               We gave him way, and no one spoke,
               out of fear of the hangmans cloak.

               That night we saw with dread surprise
               the hangmans scaffold had grown in size.
               Fed by the blood beneath the chute,
               the gallows-tree had taken root.

               Now as wide, or a little more
               than the steps that led to the courthouse door.
               As tall as the writing, or nearly as tall,
               half way up on the courthouse wall.

               The third he took, we had all heard tell,
               was a usurer..., an infidel.
               And "What" said the hangman, "Have you to do
               with the gallows-bound..., and he a Jew?"

               And we cried out, "Is this one he
               who has served you well and faithfully?"
               The hangman smiled, "It's a clever scheme
               to try the strength of the gallows beam."

               The fourth man's dark accusing song
               had scratched our comfort hard and long.
               "And what concern," he gave us back,
               "Have you ... for  the doomed and black?"

               The fifth, the sixth, and we cried again,
               "Hangman, hangman, is this the man?"
               "It's a trick", said he, "that we hangman know
               for easing the trap when the trap springs slow."

               And so we ceased and asked now more
               as the hangman tallied his bloody score.
               And sun by sun, and night by night
               the gallows grew to monstrous height.
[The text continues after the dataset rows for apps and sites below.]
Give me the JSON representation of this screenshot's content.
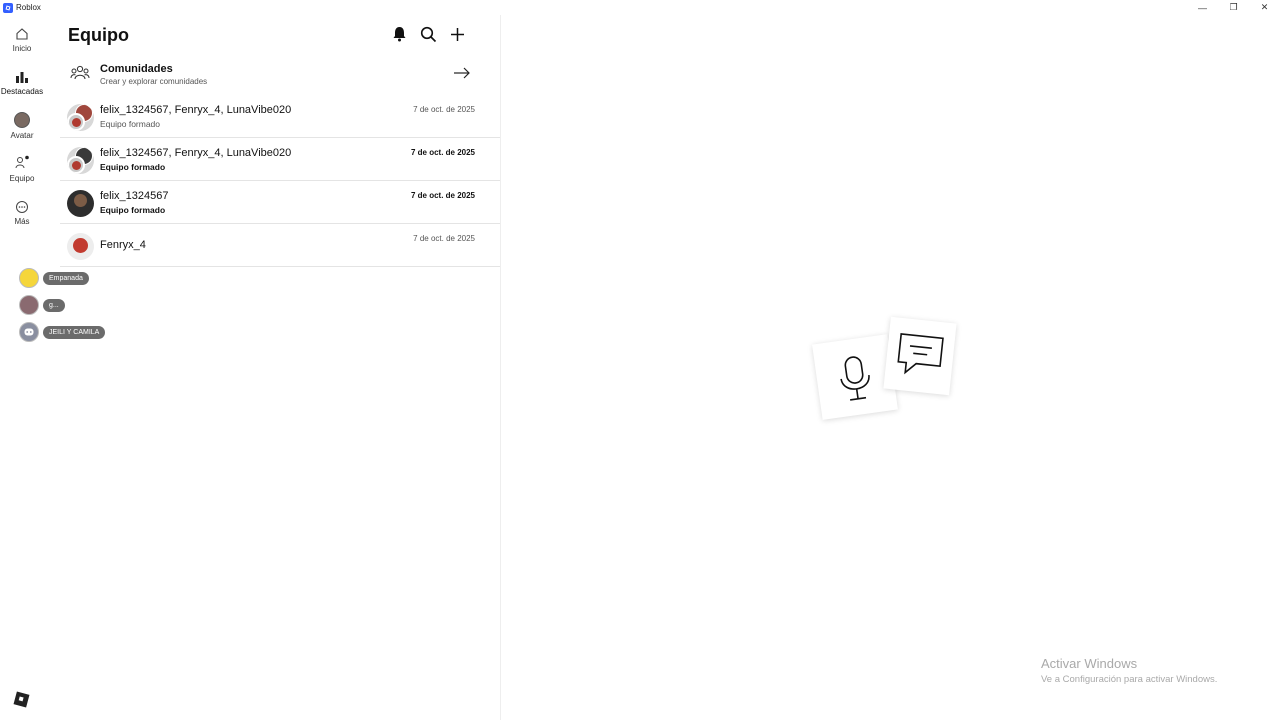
{
  "window": {
    "title": "Roblox",
    "controls": [
      "—",
      "❐",
      "✕"
    ]
  },
  "nav": {
    "items": [
      {
        "label": "Inicio",
        "icon": "home-icon"
      },
      {
        "label": "Destacadas",
        "icon": "charts-icon"
      },
      {
        "label": "Avatar",
        "icon": "avatar-icon"
      },
      {
        "label": "Equipo",
        "icon": "party-icon"
      },
      {
        "label": "Más",
        "icon": "more-icon"
      }
    ]
  },
  "quick_access": [
    {
      "label": "Empanada"
    },
    {
      "label": "g..."
    },
    {
      "label": "JEILI Y CAMILA"
    }
  ],
  "panel": {
    "title": "Equipo",
    "icons": [
      "notification-bell-icon",
      "search-icon",
      "plus-icon"
    ],
    "communities": {
      "title": "Comunidades",
      "subtitle": "Crear y explorar comunidades"
    },
    "conversations": [
      {
        "name": "felix_1324567, Fenryx_4, LunaVibe020",
        "subtitle": "Equipo formado",
        "date": "7 de oct. de 2025",
        "unread": false
      },
      {
        "name": "felix_1324567, Fenryx_4, LunaVibe020",
        "subtitle": "Equipo formado",
        "date": "7 de oct. de 2025",
        "unread": true
      },
      {
        "name": "felix_1324567",
        "subtitle": "Equipo formado",
        "date": "7 de oct. de 2025",
        "unread": true
      },
      {
        "name": "Fenryx_4",
        "subtitle": "",
        "date": "7 de oct. de 2025",
        "unread": false
      }
    ]
  },
  "watermark": {
    "line1": "Activar Windows",
    "line2": "Ve a Configuración para activar Windows."
  }
}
               The wings of the scaffold opened wide
               until they covered the square from side to side.
               And the monster cross beam looking down,
               cast its shadow across the town.
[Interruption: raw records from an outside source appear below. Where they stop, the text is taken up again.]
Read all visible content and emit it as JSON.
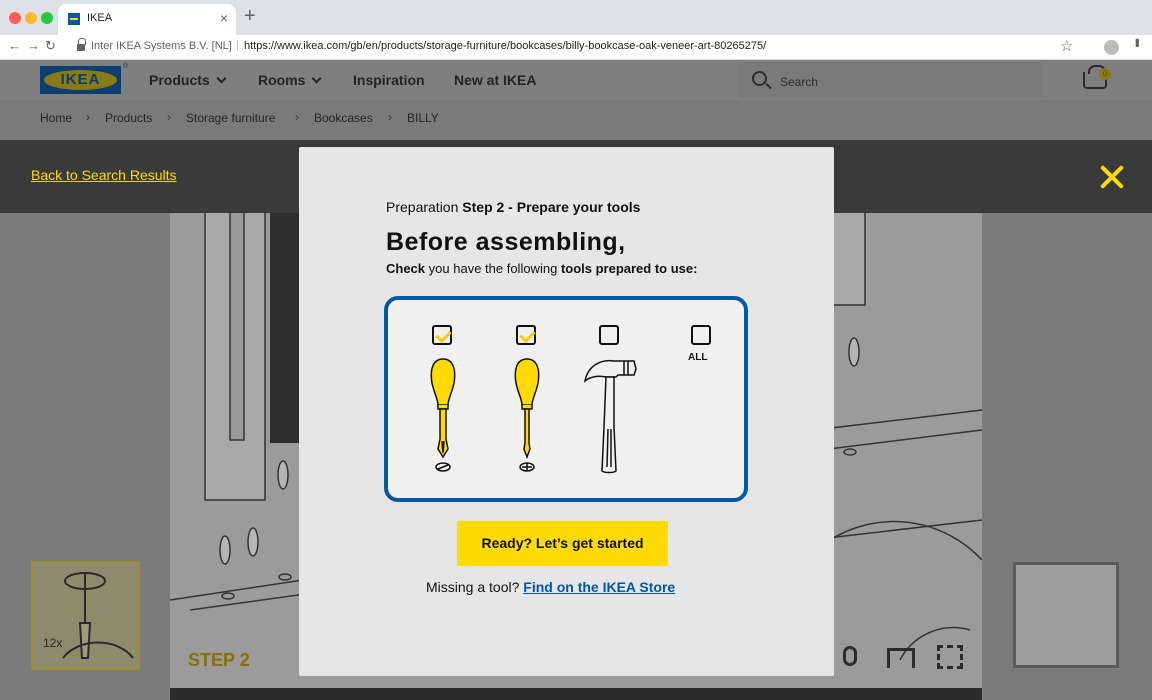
{
  "browser": {
    "tab_title": "IKEA",
    "tab_close": "×",
    "new_tab": "+",
    "cert": "Inter IKEA Systems B.V. [NL]",
    "url": "https://www.ikea.com/gb/en/products/storage-furniture/bookcases/billy-bookcase-oak-veneer-art-80265275/"
  },
  "header": {
    "logo_text": "IKEA",
    "nav": [
      "Products",
      "Rooms",
      "Inspiration",
      "New at IKEA"
    ],
    "search_placeholder": "Search",
    "cart_count": "0"
  },
  "breadcrumb": [
    "Home",
    "Products",
    "Storage furniture",
    "Bookcases",
    "BILLY"
  ],
  "stage": {
    "back_link": "Back to Search Results",
    "step_label": "STEP 2",
    "thumb_count": "12x"
  },
  "modal": {
    "prep_prefix": "Preparation",
    "prep_step": "Step 2 - Prepare your tools",
    "title": "Before assembling,",
    "sub_check": "Check",
    "sub_mid": "you have the following",
    "sub_tools": "tools prepared to use:",
    "tools": [
      {
        "name": "Flathead screwdriver",
        "checked": true,
        "icon": "flathead-screwdriver-icon"
      },
      {
        "name": "Phillips screwdriver",
        "checked": true,
        "icon": "phillips-screwdriver-icon"
      },
      {
        "name": "Hammer",
        "checked": false,
        "icon": "hammer-icon"
      }
    ],
    "all_label": "ALL",
    "all_checked": false,
    "cta_label": "Ready? Let’s get started",
    "missing_text": "Missing a tool?",
    "store_link": "Find on the IKEA Store"
  },
  "colors": {
    "ikea_blue": "#0058a3",
    "ikea_yellow": "#ffdb00"
  }
}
               Then through the town the hangman came
               and called through the empy name.
               I looked at the gallows soaring tall
               and thought ... there's no one left at all

               for hanging ...  and so he called to me
               to help take down the gallows-tree.
               And I went out with right good hope
               to the hangmans tree and the hangmans rope.

               He smiled at me as I came down
               to the courthouse square...through the silent town.
               Supple and stretched in his busy hand,
               was the yellow twist of hempen strand.

               He whistled his tune as he tried the trap
               and it sprang down with a ready snap.
               Then with a smile of awful command,
               He laid his hand upon my hand.

               "You tricked me Hangman." I shouted then,
               "That your scaffold was built for other men,
               and I'm no henchman of yours." I cried.
               "You lied to me Hangman, foully lied."

               Then a twinkle grew in his buckshot eye,
               "Lied to you...tricked you?" He said "Not I...
               for I answered straight and told you true.
               The scaffold was raised for none but you."

               "For who has served more faithfully?
               With your coward's hope." said He,
               "And where are the others that might have stood
               side by your side, in the common good?"

               "Dead!" I answered, and amiably
               "Murdered," the Hangman corrected me.
               "First the alien ...  then the Jew.
               I did no more than you let me do."

               Beneath the beam that blocked the sky
               none before stood so alone as I.
               The Hangman then strapped me...with no voice there
               to cry "Stay!" ... for me in the empty square.

THE BOTTOM LINE: "...I did no more than you let me do."

In addition, people please remember that the words of the Angel on the birth of Jesus--'Fear Not!' Fear Not.  Those who are trying to scare you that same sex marriage will hurt you--ask your self how-How-HOW--If you cannot answer--IF you cannot answer does that not prove that "There is nothing to fear, but fear, itself', Just like President Franklin D. Roosevelt said.